Surgical Successes Galore

During 3DMP’s tour, Ruppert provided numerous examples of Littleton CIC successes. Working closely with medical partners and end-use practitioners such as surgeons, the 3D Systems team studies medical scans and other medical input to design and build all manner of instruments, surgical models, guides and implants. In one case, the team developed intricate bone and vascular models to train surgeons and provide reference during a 30-plus-hr. marathon operation to separate conjoined twins in New York, NY. 3D Systems had two employees with the models in the surgical suite for the full, successful procedure.

Another example: a facial transplant. “We didn’t know what the donor would look like,” Ruppert recalls, “so when the donor was identified to us, within 30 hr. we had employees on an airplane with the specific surgical models.”

Such capability is testament to the associates operating the workstations at Littleton.

“We generally hire people with domain (i.e., medical or dental, or aerospace) expertise and not 3D printing expertise,” Ruppert says. “Our ecosystem allows for learning the AM side very quickly. It’s more important that our associates know what they are talking about and can speak the same language as a healthcare or aerospace customer.”

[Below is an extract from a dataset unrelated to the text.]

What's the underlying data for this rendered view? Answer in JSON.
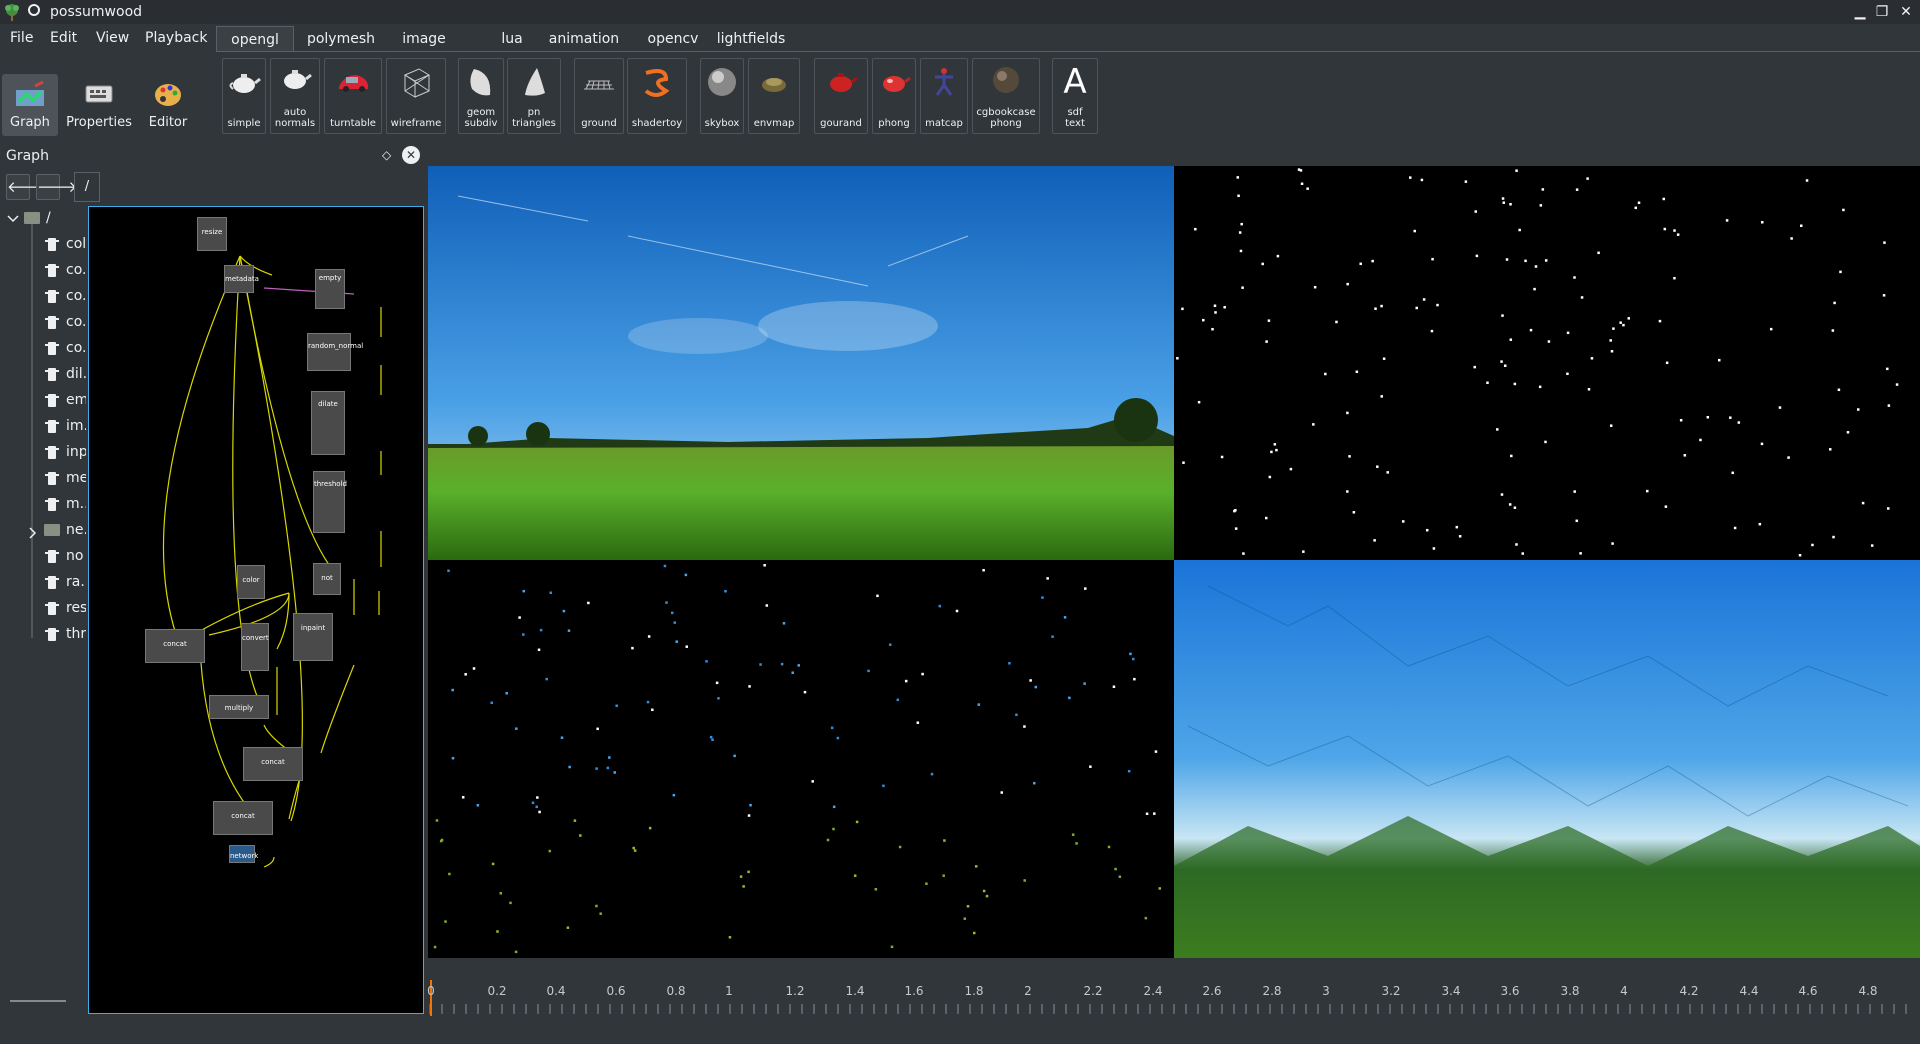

From R&D to design to material to build, 3D Systems at Littleton has one overriding goal.

“We want everything we do to lead to a medical instrument, for example, that is better designed, perhaps lighter and with a minimum of assembly required,” Ruppert offers. “As a result, a nurse in the hospital doesn't have to lift that heavy instrument, or the doctor doesn't have to spend 10 min. assembling it. And, patients get what they need, as good as or better than before. That's the needle that we are trying to thread.” 3DMP

Industry-Related Terms: Form, Hardware, Model, Run, Spectrum, Case, Center, Core
View Glossary of Metalforming Terms


See also: 3D Systems



Must be logged in to post a comment.
There are no comments posted.

Subscribe to the Newsletter

Start receiving newsletters.